New estimate from BONUS COCOA: The coastal filter permanently removes more than half of the phosphorus entering the Baltic Sea and one-sixth of the nitrogen
Based on the new results published in a special issue of Limnology and Oceanography journal this week, BONUS COCOA estimates that the coastal filter in the Baltic Sea removes 16% of nitrogen and 53% of phosphorus inputs from land. Nutrient removal rates are specific to ecosystem types: lagoons are hot spots for denitrification and archipelagos for phosphorus burial. In fact, archipelagos act as important phosphorus traps which account for as much as 45% of the coastal phosphorus removal despite them covering only 17% of the coastal areas of the Baltic Sea. Such high burial rates could be partly sustained by phosphorus import from the open Baltic Sea.
Substantial knowledge gaps remain, however, regarding the importance of different regulating factors, as well as our understanding of the seasonal and spatial variability of nutrient removal processes.
Asmala, E., Carstensen, J., Conley, D. J., Slomp, C. P., Stadmark, J. and Voss, M. (2017), Efficiency of the coastal filter: Nitrogen and phosphorus removal in the Baltic Sea. Limnol. Oceanogr.. doi:10.1002/lno.10644

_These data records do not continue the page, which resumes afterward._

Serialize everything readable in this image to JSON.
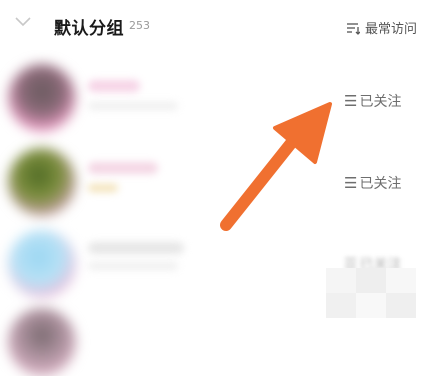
{
  "header": {
    "group_title": "默认分组",
    "count": "253",
    "sort_label": "最常访问"
  },
  "contacts": [
    {
      "follow_label": "已关注",
      "avatar_color": "#d96aa0"
    },
    {
      "follow_label": "已关注",
      "avatar_color": "#6f8a3a"
    },
    {
      "follow_label": "已关注",
      "avatar_color": "#8fd1f0"
    }
  ],
  "icons": {
    "collapse": "chevron-down-icon",
    "sort": "sort-icon",
    "follow": "menu-icon"
  },
  "colors": {
    "accent_arrow": "#f07030"
  }
}
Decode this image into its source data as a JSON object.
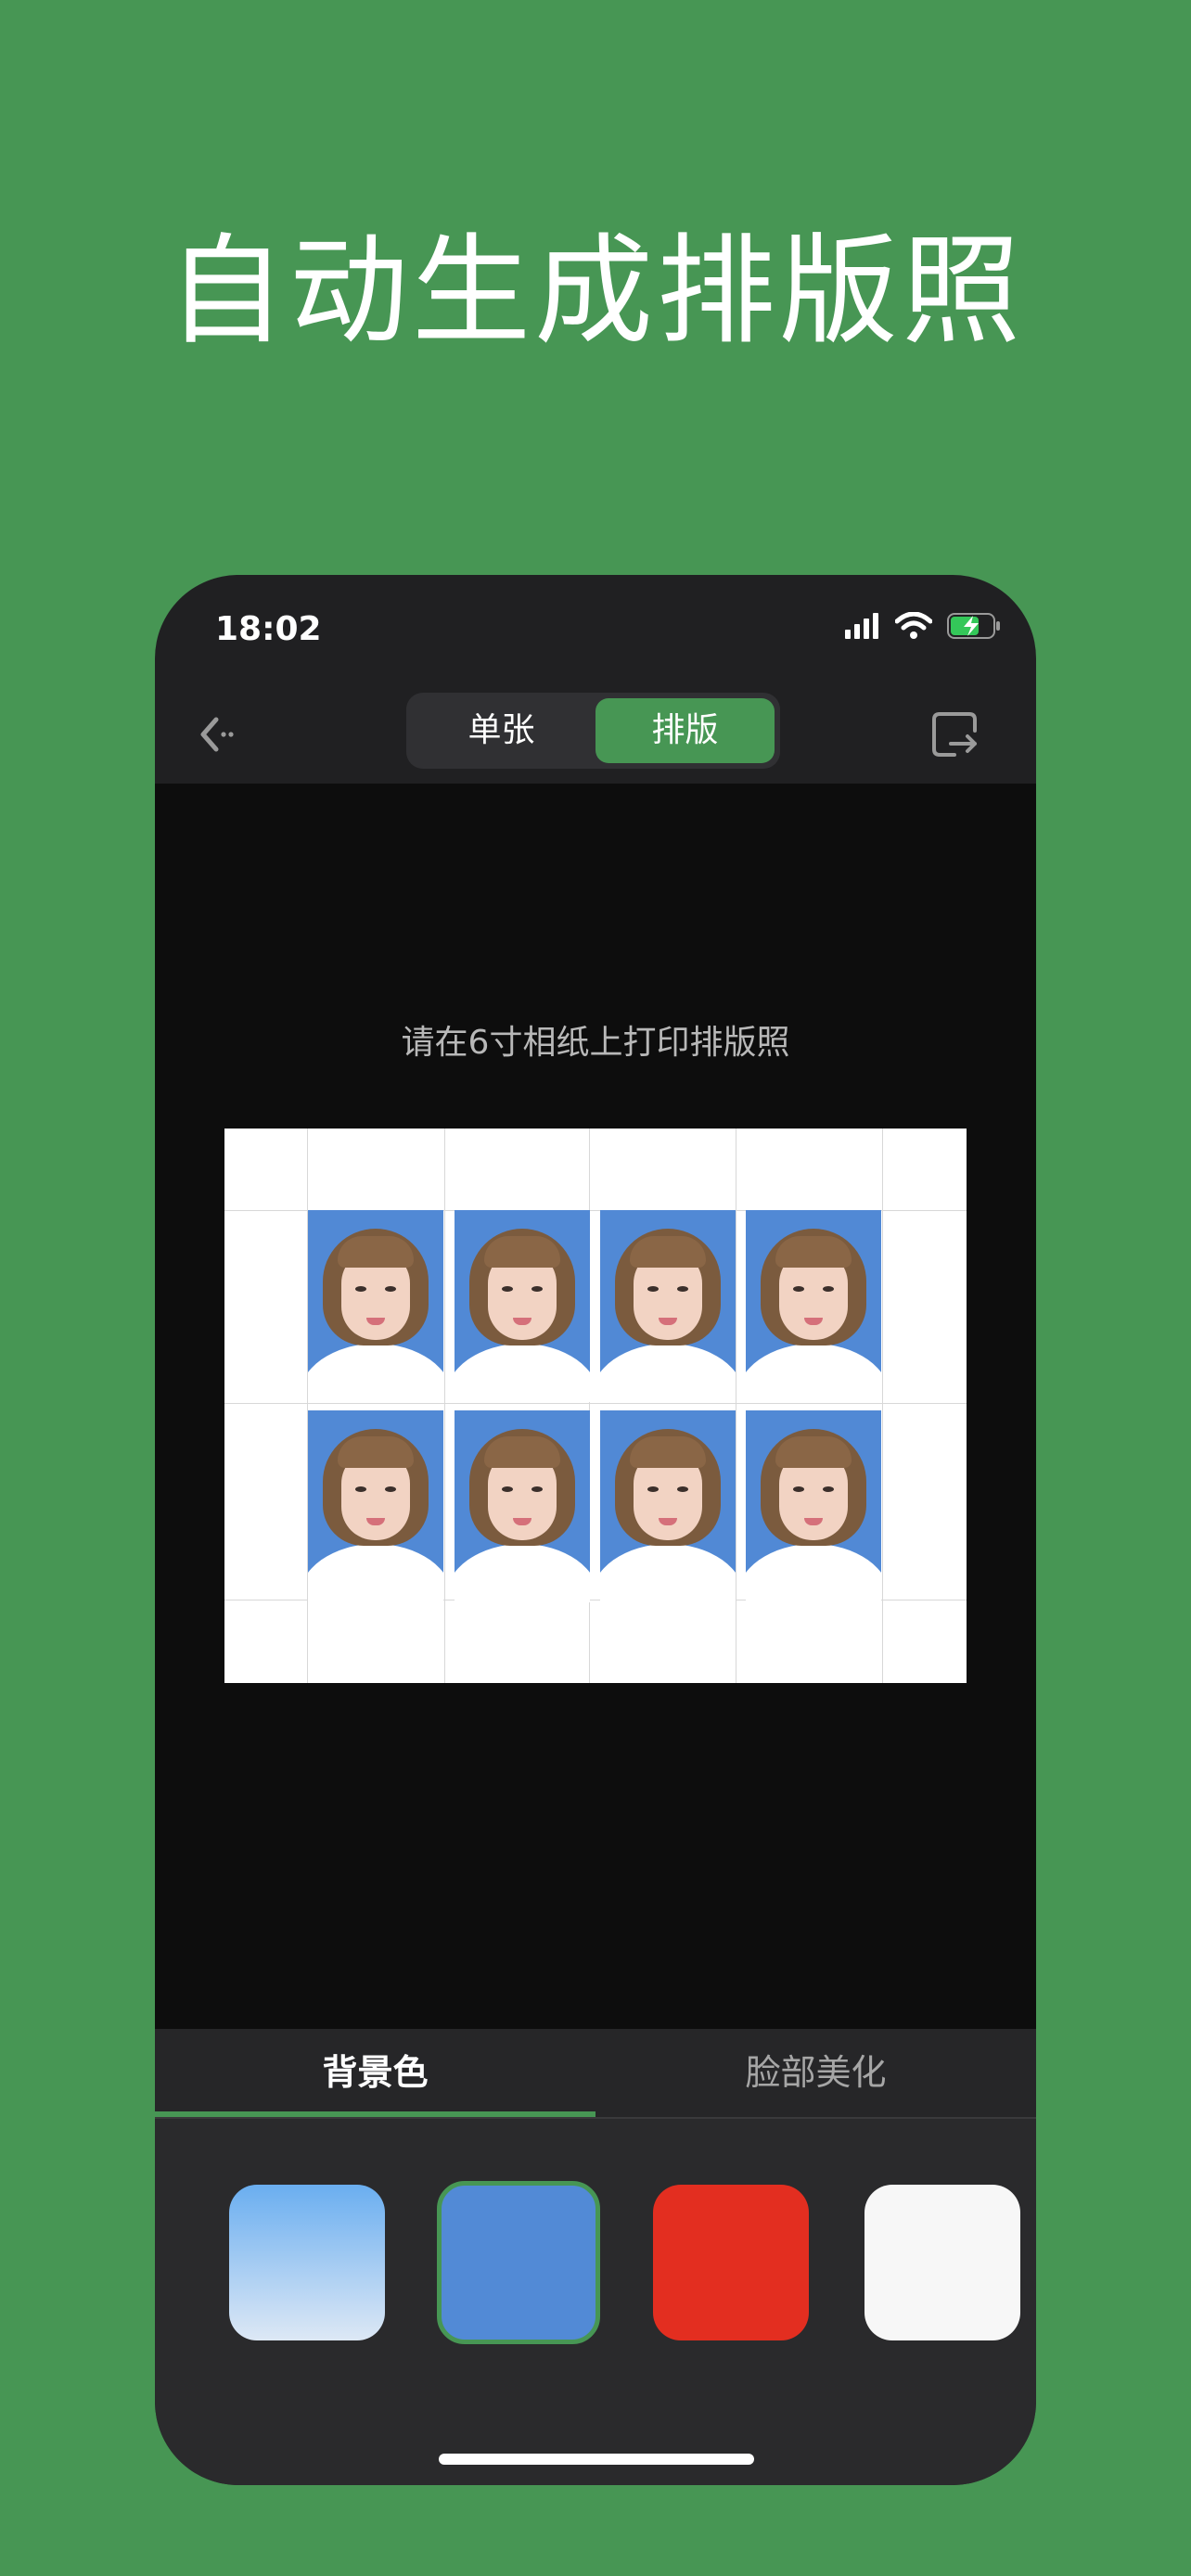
{
  "headline": "自动生成排版照",
  "status_bar": {
    "time": "18:02",
    "icons": [
      "cellular-signal-icon",
      "wifi-icon",
      "battery-charging-icon"
    ]
  },
  "nav": {
    "back_icon": "back-arrow-icon",
    "segments": [
      "单张",
      "排版"
    ],
    "selected_segment": "排版",
    "export_icon": "export-icon"
  },
  "canvas": {
    "instruction": "请在6寸相纸上打印排版照",
    "photo_count": 8,
    "photo_background": "#5189d5"
  },
  "panel": {
    "tabs": [
      "背景色",
      "脸部美化"
    ],
    "selected_tab": "背景色",
    "swatches": [
      {
        "name": "light-blue-gradient",
        "color": "#6aaef0"
      },
      {
        "name": "blue",
        "color": "#528ad6",
        "selected": true
      },
      {
        "name": "red",
        "color": "#e32e20"
      },
      {
        "name": "white",
        "color": "#f7f7f7"
      }
    ]
  },
  "accent": "#479654"
}
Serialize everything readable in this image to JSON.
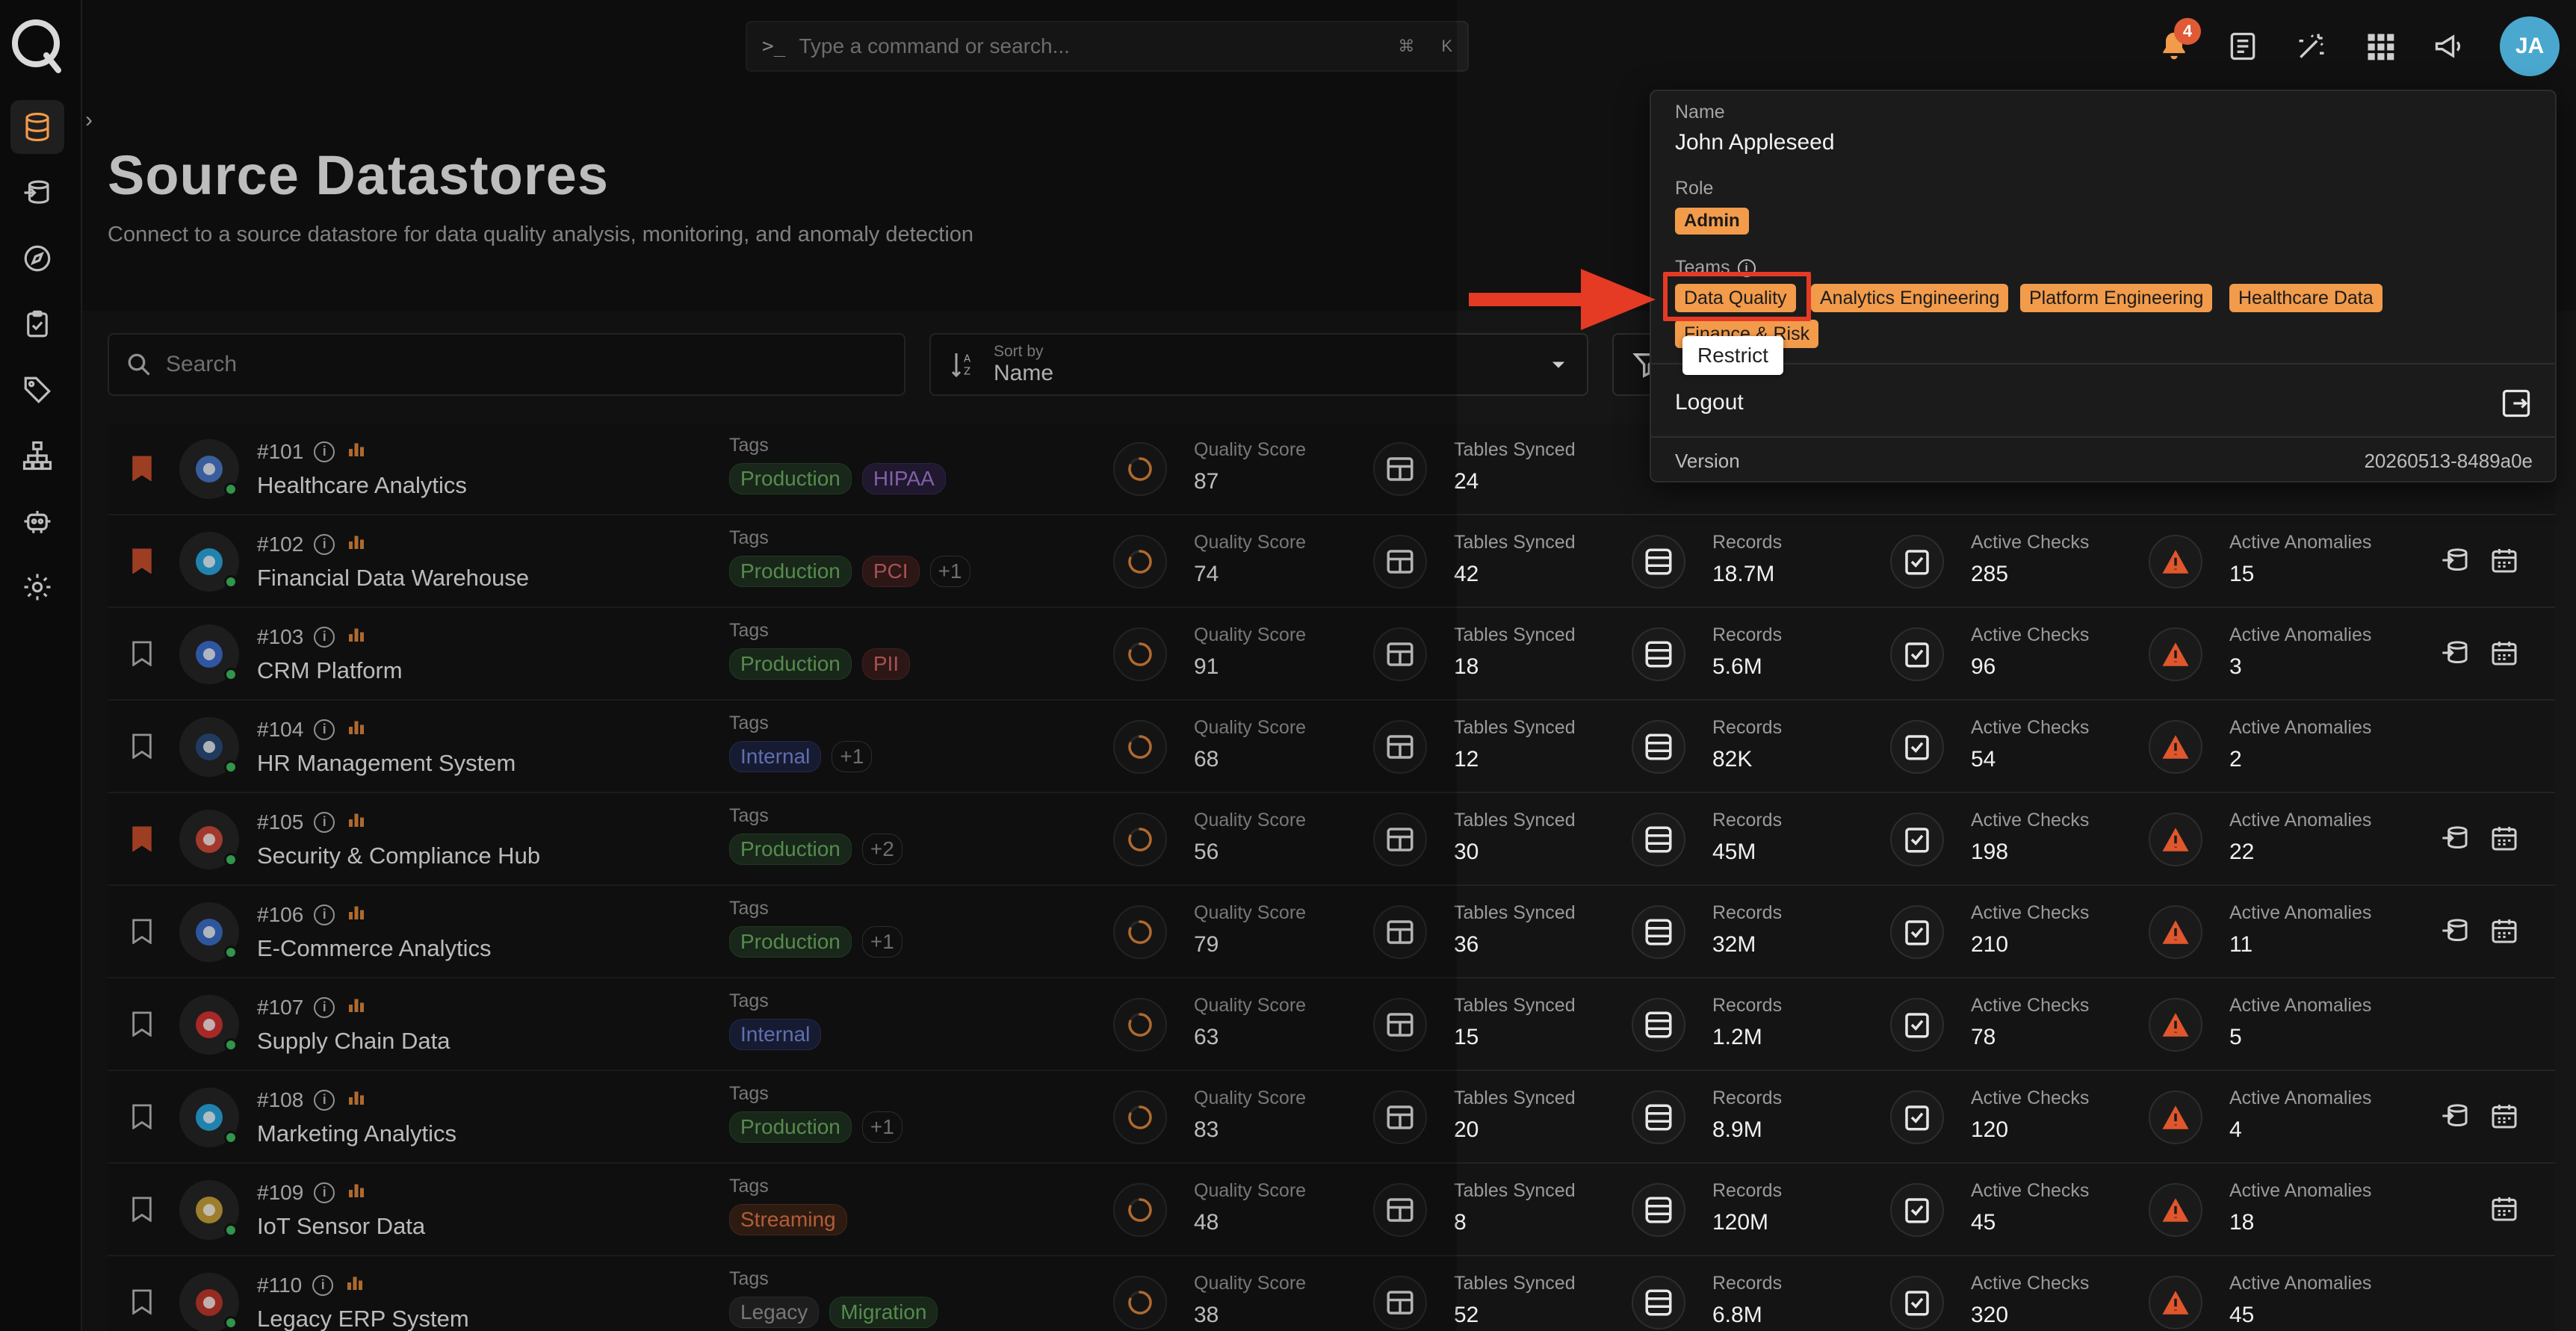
{
  "command_bar": {
    "placeholder": "Type a command or search...",
    "shortcut_mod": "⌘",
    "shortcut_key": "K"
  },
  "notifications": {
    "count": "4"
  },
  "user": {
    "initials": "JA"
  },
  "page": {
    "title": "Source Datastores",
    "subtitle": "Connect to a source datastore for data quality analysis, monitoring, and anomaly detection"
  },
  "search": {
    "placeholder": "Search"
  },
  "sort": {
    "label": "Sort by",
    "value": "Name"
  },
  "labels": {
    "tags": "Tags",
    "quality_score": "Quality Score",
    "tables_synced": "Tables Synced",
    "records": "Records",
    "active_checks": "Active Checks",
    "active_anomalies": "Active Anomalies"
  },
  "datastores": [
    {
      "id": "#101",
      "name": "Healthcare Analytics",
      "bookmarked": true,
      "tags": [
        {
          "t": "Production",
          "k": "production"
        },
        {
          "t": "HIPAA",
          "k": "hipaa"
        }
      ],
      "quality": "87",
      "tables": "24",
      "records": "",
      "checks": "",
      "anomalies": "",
      "actions": []
    },
    {
      "id": "#102",
      "name": "Financial Data Warehouse",
      "bookmarked": true,
      "tags": [
        {
          "t": "Production",
          "k": "production"
        },
        {
          "t": "PCI",
          "k": "pci"
        },
        {
          "t": "+1",
          "k": "more"
        }
      ],
      "quality": "74",
      "tables": "42",
      "records": "18.7M",
      "checks": "285",
      "anomalies": "15",
      "actions": [
        "sync",
        "calendar"
      ]
    },
    {
      "id": "#103",
      "name": "CRM Platform",
      "bookmarked": false,
      "tags": [
        {
          "t": "Production",
          "k": "production"
        },
        {
          "t": "PII",
          "k": "pii"
        }
      ],
      "quality": "91",
      "tables": "18",
      "records": "5.6M",
      "checks": "96",
      "anomalies": "3",
      "actions": [
        "sync",
        "calendar"
      ]
    },
    {
      "id": "#104",
      "name": "HR Management System",
      "bookmarked": false,
      "tags": [
        {
          "t": "Internal",
          "k": "internal"
        },
        {
          "t": "+1",
          "k": "more"
        }
      ],
      "quality": "68",
      "tables": "12",
      "records": "82K",
      "checks": "54",
      "anomalies": "2",
      "actions": []
    },
    {
      "id": "#105",
      "name": "Security & Compliance Hub",
      "bookmarked": true,
      "tags": [
        {
          "t": "Production",
          "k": "production"
        },
        {
          "t": "+2",
          "k": "more"
        }
      ],
      "quality": "56",
      "tables": "30",
      "records": "45M",
      "checks": "198",
      "anomalies": "22",
      "actions": [
        "sync",
        "calendar"
      ]
    },
    {
      "id": "#106",
      "name": "E-Commerce Analytics",
      "bookmarked": false,
      "tags": [
        {
          "t": "Production",
          "k": "production"
        },
        {
          "t": "+1",
          "k": "more"
        }
      ],
      "quality": "79",
      "tables": "36",
      "records": "32M",
      "checks": "210",
      "anomalies": "11",
      "actions": [
        "sync",
        "calendar"
      ]
    },
    {
      "id": "#107",
      "name": "Supply Chain Data",
      "bookmarked": false,
      "tags": [
        {
          "t": "Internal",
          "k": "internal"
        }
      ],
      "quality": "63",
      "tables": "15",
      "records": "1.2M",
      "checks": "78",
      "anomalies": "5",
      "actions": []
    },
    {
      "id": "#108",
      "name": "Marketing Analytics",
      "bookmarked": false,
      "tags": [
        {
          "t": "Production",
          "k": "production"
        },
        {
          "t": "+1",
          "k": "more"
        }
      ],
      "quality": "83",
      "tables": "20",
      "records": "8.9M",
      "checks": "120",
      "anomalies": "4",
      "actions": [
        "sync",
        "calendar"
      ]
    },
    {
      "id": "#109",
      "name": "IoT Sensor Data",
      "bookmarked": false,
      "tags": [
        {
          "t": "Streaming",
          "k": "streaming"
        }
      ],
      "quality": "48",
      "tables": "8",
      "records": "120M",
      "checks": "45",
      "anomalies": "18",
      "actions": [
        "calendar"
      ]
    },
    {
      "id": "#110",
      "name": "Legacy ERP System",
      "bookmarked": false,
      "tags": [
        {
          "t": "Legacy",
          "k": "legacy"
        },
        {
          "t": "Migration",
          "k": "migration"
        }
      ],
      "quality": "38",
      "tables": "52",
      "records": "6.8M",
      "checks": "320",
      "anomalies": "45",
      "actions": []
    }
  ],
  "profile": {
    "name_label": "Name",
    "name": "John Appleseed",
    "role_label": "Role",
    "role": "Admin",
    "teams_label": "Teams",
    "teams": [
      "Data Quality",
      "Analytics Engineering",
      "Platform Engineering",
      "Healthcare Data",
      "Finance & Risk"
    ],
    "tooltip": "Restrict",
    "logout": "Logout",
    "version_label": "Version",
    "version": "20260513-8489a0e"
  },
  "colors": {
    "accent": "#f29b4a",
    "highlight": "#e53a24",
    "bookmark": "#c9502e"
  }
}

An important function of coastal ecosystems is the reduction of the nutrient flux from land to the open sea, the coastal filter. In this study, we focused on the two most important coastal biogeochemical processes that remove nitrogen and phosphorus permanently: denitrification and phosphorus burial. We compiled removal rates from coastal systems around the Baltic Sea and analyzed their spatial variation and regulating environmental factors. These analyses were used to scale up denitrification and phosphorus burial rates for the entire Baltic Sea coastal zone. Denitrification rates ranged from non-detectable to 12 mmol N m-2 d-1, and correlated positively with both bottom water nitrate concentration and sediment organic carbon content. The rates exhibited a strong decreasing gradient from land to the open coast, which was likely driven by the availability of nitrate and labile organic carbon, but a high proportion of non-cohesive sediments in the coastal zone decreased the denitrification efficiency relative to the open sea. Phosphorus burial rates varied from 0.21 g P m-2 yr-1 in open coastal systems to 2.28 g P m-2 yr-1 in estuaries. Our analysis suggests that archipelagos are important phosphorus traps and account for 45% of the coastal P removal, while covering only 17% of the coastal areas. High burial rates could partly be sustained by phosphorus import from the open Baltic Sea. We estimate that the coastal filter in the Baltic Sea removes 16% of nitrogen and 53% of phosphorus inputs from land.